The same is true of special occupations. The limit of profitable production being reached, the amount of capital employed cannot well be increased. The product, being generally in the form of circulating capital, now flows off to other business, or is turned to purposes of adornment and culture.

The same is also found true, though more rarely, of entire communities. States and cities sometimes reach the limits within which they desire to use capital in their traditional industries. They become bankers for the world, or direct their profits to sumptuous houses and works of art. Such were Genoa and Venice under the merchant princes, who, having reached the boundaries of known trade, and brought all its machinery to the perfection of existing art, .began, wisely enough at first, that wonderful career of architecture, whose ultimate extravagance exhausted the industry that gave it rise, and passed the commerce of the world to traders who had not become gentlemen.

It is evident, then, that, within the bounds of present occupations, capital might easily attain a surplus, increasing as it can more rapidly than population. It is productive only as applied by labor; and therefore its production is limited by the capacities of labor.

But in fact, and on the whole of things, the limits of industry do not remain the same. Wants expand, as we have seen. Capital is relieved from its former employments, and goes on to new efforts. It can hardly multiply * fast enough to meet the growing demand. Enterprises spring up over night. Capital hardly breathes, for the work it has to do.

We believe that the time when capital shall become excessive in the world is far beyond the occasions of reasonable calculation. It is so distant at the nearest, so doubtful every way, as not to be a question in a practical science, like political economy. We are not called on to provide for the day when all the continents shall be crowded with wealth that can find no room to work. When wealth ceases to be wanted for capital, it is pretty certain to be consumed in luxury. Yet we are not to anticipate the same rapid progress at all times and everywhere which we see in a new country like our own, full of wants, and stimulated to efforts. Capital has its checks, just as population has. Theoretically, steady increase is certain in both: practically, each meets obstacles ; is lost here, and checked there. The forces which operate to stay it may be briefly summed up as follows: a certain disinclination of capital to emigrate ; the lessening power of personal supervision from a distance; and a distrust in the administration of foreign laws.

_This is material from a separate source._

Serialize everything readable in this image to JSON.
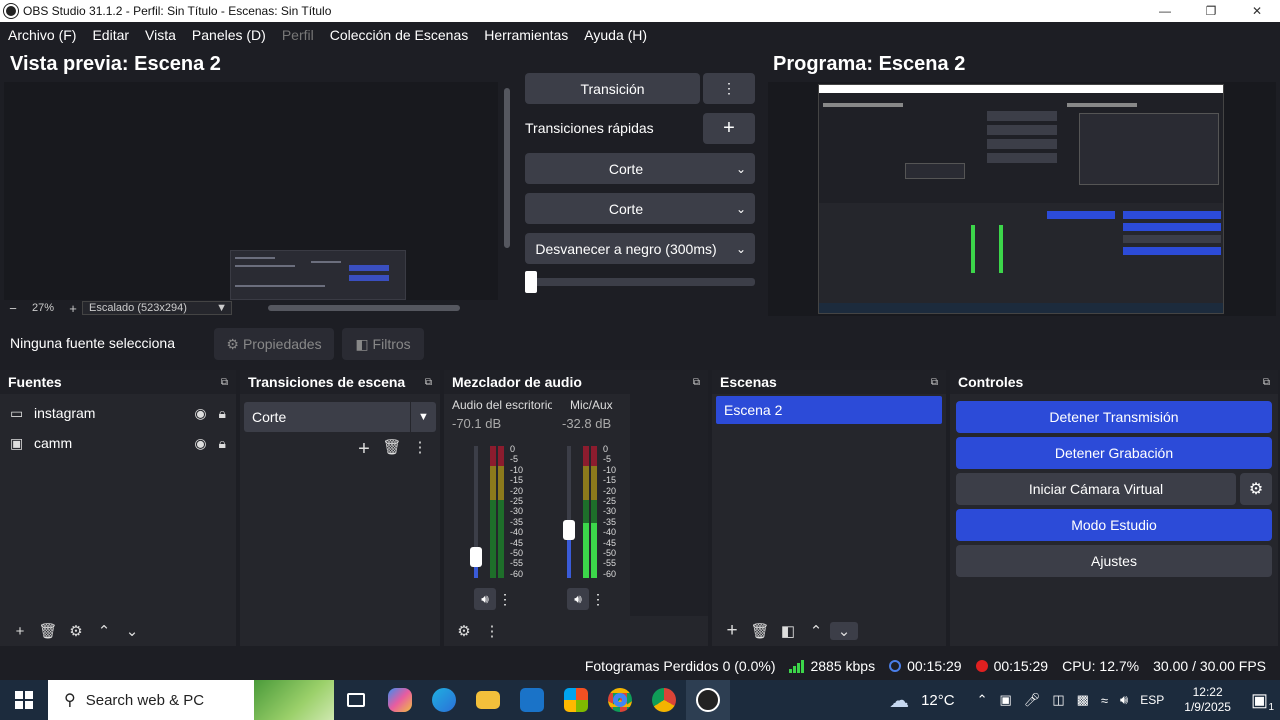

Another constant force operating against the increase of capital is found in those wants of man which do not look to reproduction. The desire to spend is just as truly in human nature as the desire to earn, and can be as accurately calculated. Hence it follows, that, as the desire to learn loses power by capital becoming plenty and cheap, the desire to spend gains force. A man is not nearly as likely to use his money for personal gratification when he can get eight per cent for it, as when he can get only four.

Yet, for all these obstacles, capital, when it has supplied the demands of labor in its own vicinity, has gone abroad to colonize. It has carried on great wars in which it had no interest, has developed the resources of infant states, and saved old nations tottering to their fall. Capital has gone round the world in the same boat with the inspired dis- coverer. It watched with Columbus the weeds drifting from an unknown land; it " stared at the Pacific " by the side of stout Cortes; it debarked with the gallant Cook, nor was it frightened at the savage violence which took his life. Like Caesar, it would not wait for the boat to come to land. It freighted vessels for countries not named; it sent fleets to ports never visited by civilized man.